“I repeat the treatment plan, I explain that the saturation is better and we will continue the oxygen at home. Before leaving, noticing the expression of terror on his face, I don’t know whether wrongly or humanly, I ask: ‘Are you afraid?’. ‘Yes Doctor, I am alone in this house and I hope everything will be OK for me’. We go back to base, then go home. I turn on the TV, Florence is burning. They protest, they smash things, they burn things. Anger rises inside me: these will be the same people that often shout at me to go home. Back to where I come from. This is how they treat their home. This is how they help their countrymen who are under attack. This is how they help those who built this nation, when they could do nothing but mess up. You are selfish. Never mind my home, you don’t deserve this home of yours. I shout this with a grateful yet enraged heart, you should be deported to a country all of your own where you can live in anarchy”.
Covid, here we go again
Dr. Majoro is particularly interested in talking about the lack of resources, he worked and works with what he has available: “In March there were no protocols to follow, we didn’t even know it was Covid. A young man can complain about a lack of taste and smell when eating: an old man in a nursing home just refuses to. In any event, there are too many fevers and too many coughs”. When discussing the possibility that we could say that we are more prepared after eight months, Majoro has doubts “No country can find enough doctors and, above all, anaesthetists to treat Covid patients alongside all other patients in one year. It doesn’t just affect lungs, but also the pancreas, the heart and liver. The Coronavirus looks at the doctor and says, ‘Put him on oxygen or I’ll take him in thirty minutes’, but for others the times are longer, sometimes less”.

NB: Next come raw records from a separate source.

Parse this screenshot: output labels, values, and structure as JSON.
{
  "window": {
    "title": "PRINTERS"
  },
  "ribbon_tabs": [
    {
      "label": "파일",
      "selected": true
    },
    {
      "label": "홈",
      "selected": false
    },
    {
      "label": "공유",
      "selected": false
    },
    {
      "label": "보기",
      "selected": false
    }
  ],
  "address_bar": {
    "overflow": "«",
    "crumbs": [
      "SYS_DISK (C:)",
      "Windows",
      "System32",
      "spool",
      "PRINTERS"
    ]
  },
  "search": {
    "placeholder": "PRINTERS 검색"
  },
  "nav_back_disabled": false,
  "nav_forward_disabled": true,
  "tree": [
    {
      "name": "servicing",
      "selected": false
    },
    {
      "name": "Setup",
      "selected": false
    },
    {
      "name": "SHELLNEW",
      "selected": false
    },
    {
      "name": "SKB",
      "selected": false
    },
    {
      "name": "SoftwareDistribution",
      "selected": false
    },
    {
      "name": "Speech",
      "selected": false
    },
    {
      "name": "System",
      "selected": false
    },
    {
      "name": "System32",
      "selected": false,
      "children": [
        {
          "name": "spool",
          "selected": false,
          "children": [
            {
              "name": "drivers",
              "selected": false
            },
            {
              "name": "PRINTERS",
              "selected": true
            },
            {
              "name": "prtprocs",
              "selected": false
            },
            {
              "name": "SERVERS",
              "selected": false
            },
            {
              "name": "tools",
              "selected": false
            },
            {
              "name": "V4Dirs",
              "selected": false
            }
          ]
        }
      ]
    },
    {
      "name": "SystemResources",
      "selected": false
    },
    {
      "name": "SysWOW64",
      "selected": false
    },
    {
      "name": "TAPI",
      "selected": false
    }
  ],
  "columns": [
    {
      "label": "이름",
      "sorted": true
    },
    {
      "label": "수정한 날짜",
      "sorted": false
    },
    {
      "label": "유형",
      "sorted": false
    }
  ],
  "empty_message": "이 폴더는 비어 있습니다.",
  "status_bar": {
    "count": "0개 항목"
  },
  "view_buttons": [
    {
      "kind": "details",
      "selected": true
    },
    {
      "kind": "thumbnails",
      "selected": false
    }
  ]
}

If all doctors work on Covid patients, who will take care of the others? Covid may stop killing, but how many check-ups have not been done in the meantime?
“We need to avoid saturating our resources”. When he talks about resources, Majoro is not only referring to respirators: “I mean machines, but I am also talking about the people who have the ability to hook you up to those machines. For the people who work there, this can’t become a coffin assembly line: we are not robots. We can’t feel anything other than deep frustration, when we think of everything that we have experienced, yet it is as if it never happened”. Why are you putting our own lives at risk if others don’t believe what you are doing? “Some would call it professional or vocational training, but the truth is that when you become a doctor, something is created within you, someone who is not afraid, who is confident in what he does because he knows how to do it. When you see that the oxygen saturation in someone’s bloodstream is dropping, you are the one who knows how to intervene. At that moment you don’t think that you live alone and if you get sick there is no one who can do the shopping for you, you are responsible because you are there and you know what to do. Even if nobody sees you and the frustration is immense”.
Translated by Sarah Ellis